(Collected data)

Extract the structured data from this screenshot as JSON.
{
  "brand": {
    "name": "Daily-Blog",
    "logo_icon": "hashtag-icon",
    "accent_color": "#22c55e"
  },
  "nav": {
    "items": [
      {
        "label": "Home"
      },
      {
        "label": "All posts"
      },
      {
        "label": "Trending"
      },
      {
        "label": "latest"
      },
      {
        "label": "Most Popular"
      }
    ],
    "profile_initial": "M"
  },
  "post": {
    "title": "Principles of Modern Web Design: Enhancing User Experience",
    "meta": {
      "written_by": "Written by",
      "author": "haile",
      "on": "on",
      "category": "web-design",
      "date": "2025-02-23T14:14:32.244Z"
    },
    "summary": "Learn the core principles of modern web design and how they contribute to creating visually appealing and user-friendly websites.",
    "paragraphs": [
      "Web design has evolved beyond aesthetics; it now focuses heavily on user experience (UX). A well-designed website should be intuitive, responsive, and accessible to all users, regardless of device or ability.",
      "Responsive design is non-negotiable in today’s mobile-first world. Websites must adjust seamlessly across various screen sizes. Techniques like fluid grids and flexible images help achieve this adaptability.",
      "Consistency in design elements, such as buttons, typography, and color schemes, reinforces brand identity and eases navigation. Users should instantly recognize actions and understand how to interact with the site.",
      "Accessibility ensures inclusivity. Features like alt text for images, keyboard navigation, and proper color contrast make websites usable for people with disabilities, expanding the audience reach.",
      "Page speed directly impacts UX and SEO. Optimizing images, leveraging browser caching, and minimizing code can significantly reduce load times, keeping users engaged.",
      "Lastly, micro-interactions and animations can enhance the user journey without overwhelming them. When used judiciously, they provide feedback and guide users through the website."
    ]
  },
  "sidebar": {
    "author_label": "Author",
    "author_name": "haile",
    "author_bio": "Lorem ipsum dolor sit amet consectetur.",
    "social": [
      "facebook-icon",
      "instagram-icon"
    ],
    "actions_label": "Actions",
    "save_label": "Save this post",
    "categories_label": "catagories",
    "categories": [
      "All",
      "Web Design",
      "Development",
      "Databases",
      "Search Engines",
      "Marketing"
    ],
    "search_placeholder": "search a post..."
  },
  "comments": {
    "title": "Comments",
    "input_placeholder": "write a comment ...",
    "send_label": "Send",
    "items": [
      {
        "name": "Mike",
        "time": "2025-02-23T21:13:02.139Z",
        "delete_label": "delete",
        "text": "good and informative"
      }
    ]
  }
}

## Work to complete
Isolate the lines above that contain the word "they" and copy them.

## Task result
    "summary": "Learn the core principles of modern web design and how they contribute to creating visually appealing and user-friendly websites.",
      "Lastly, micro-interactions and animations can enhance the user journey without overwhelming them. When used judiciously, they provide feedback and guide users through the website."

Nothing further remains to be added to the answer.